So far, the tit-for-tat strategy seems to have paid off. Trump's reputation for ferocious counterattacks helped dissuade opponents from tangling with him early in the Republican primary. Other GOP leaders refrained from criticizing him out of fear that he would retaliate against "unfair" treatment by launching a third-party campaign. As Trump's opponents fell behind, they were finally forced to engage. One by one, Lindsey Graham, Rand Paul, Jeb Bush, Marco Rubio and Ted Cruz entered Trump's tit-for-tat universe and went down under a hail of insults.
Unfortunately for Trump, not all adversaries are as hapless as the Republican presidential hopefuls. Unlike game-theory automatons, humans can identify the tit-for-tat strategy and use the knowledge to manipulate their opponents. That is Trump's weak spot, a dangerous one if he were to become president. Savvy operators like Putin would soothe Trump with praise while quietly undercutting American interests. Conversely, adversaries who wanted to drag America into diplomatic or military quarrels could provoke Trump's fury with well-placed barbs.
Hillary Clinton could also exploit Trump's weakness to defeat him, but she'll have to be clever about it. She can't entirely take the high road, as Jeb Bush originally attempted; leaving Trump's insults unanswered would make her look weak and allow him to define her. On the other hand, she cannot win a tit-for-tat insult war with him. At best, the two of them would fall into what game theorists call a "death spiral," wherein both players repeatedly counterattack and obliterate each other. Trump, with less gravitas to lose, would come out ahead.
There is another way. Trump's biggest mistake during the primary was to feud with people who were not running against him. His battle with Fox News host Megyn Kelly alienated women voters and caused him to miss an important debate. His denigration of John McCain's war record may not have destroyed his candidacy, as some pundits predicted, but it certainly didn't help. And calling Iowa voters "stupid" after Ben Carson surged in the polls was, itself, stupid.
Clinton can exploit Trump's propensity to retaliate against anyone who crosses him by deploying surrogates to batter him with a fusillade of insults. If Trump were smart, he would ignore them and focus on Clinton, but his reaction to Elizabeth Warren's tweets suggests he cannot resist the urge to counterpunch, even when it doesn't serve his interests. With every over-the-top smackdown, he will distract voters from his message and deflate whatever presidential gravitas he manages to muster.

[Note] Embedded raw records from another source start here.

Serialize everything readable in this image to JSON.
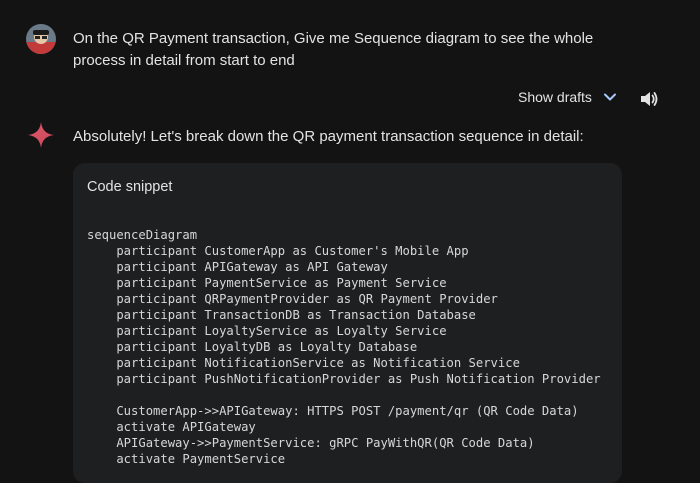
{
  "user_message": {
    "text": "On the QR Payment transaction, Give me Sequence diagram to see the whole process in detail from start to end"
  },
  "drafts": {
    "label": "Show drafts"
  },
  "response": {
    "intro": "Absolutely! Let's break down the QR payment transaction sequence in detail:",
    "code_title": "Code snippet",
    "code": "sequenceDiagram\n    participant CustomerApp as Customer's Mobile App\n    participant APIGateway as API Gateway\n    participant PaymentService as Payment Service\n    participant QRPaymentProvider as QR Payment Provider\n    participant TransactionDB as Transaction Database\n    participant LoyaltyService as Loyalty Service\n    participant LoyaltyDB as Loyalty Database\n    participant NotificationService as Notification Service\n    participant PushNotificationProvider as Push Notification Provider\n\n    CustomerApp->>APIGateway: HTTPS POST /payment/qr (QR Code Data)\n    activate APIGateway\n    APIGateway->>PaymentService: gRPC PayWithQR(QR Code Data)\n    activate PaymentService"
  },
  "icons": {
    "avatar": "user-avatar",
    "chevron": "chevron-down-icon",
    "speaker": "speaker-icon",
    "spark": "gemini-spark-icon"
  },
  "colors": {
    "background": "#131314",
    "code_background": "#1e1f20",
    "accent_blue": "#a8c7fa",
    "spark_start": "#e05a6a",
    "spark_end": "#8ab4f8"
  }
}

Under this theory, the most effective Trump provocateurs would be popular public figures — politicians, journalists, even celebrities — who aren't afraid to hit him hard and draw his fire. Most important is Clinton's vice presidential choice. She might do well to pick a brawler who is willing to spend the next six months in an ugly slugfest with Trump, ideally a woman or minority who will draw out Trump's bigotry and provoke him into alienating even more voters. While Trump tangles with Clinton's surrogates, hurling epithets and lunging in every direction, she could safely fly above the storm, looking presidential and prudent. The more she played him, the less he'd look like a tough guy, and the more he'd look like a dangerous and erratic chauvinist who mistakes flattery for admiration and jumps at shadows while his opponents run circles around him.
Both Clinton's advantage and disadvantage is that she's tasked with outwitting the human equivalent of a four-line computer program.Donald Trump has no qualms taking to his favorite medium to insult people. Watch his meanest Twitter insults here.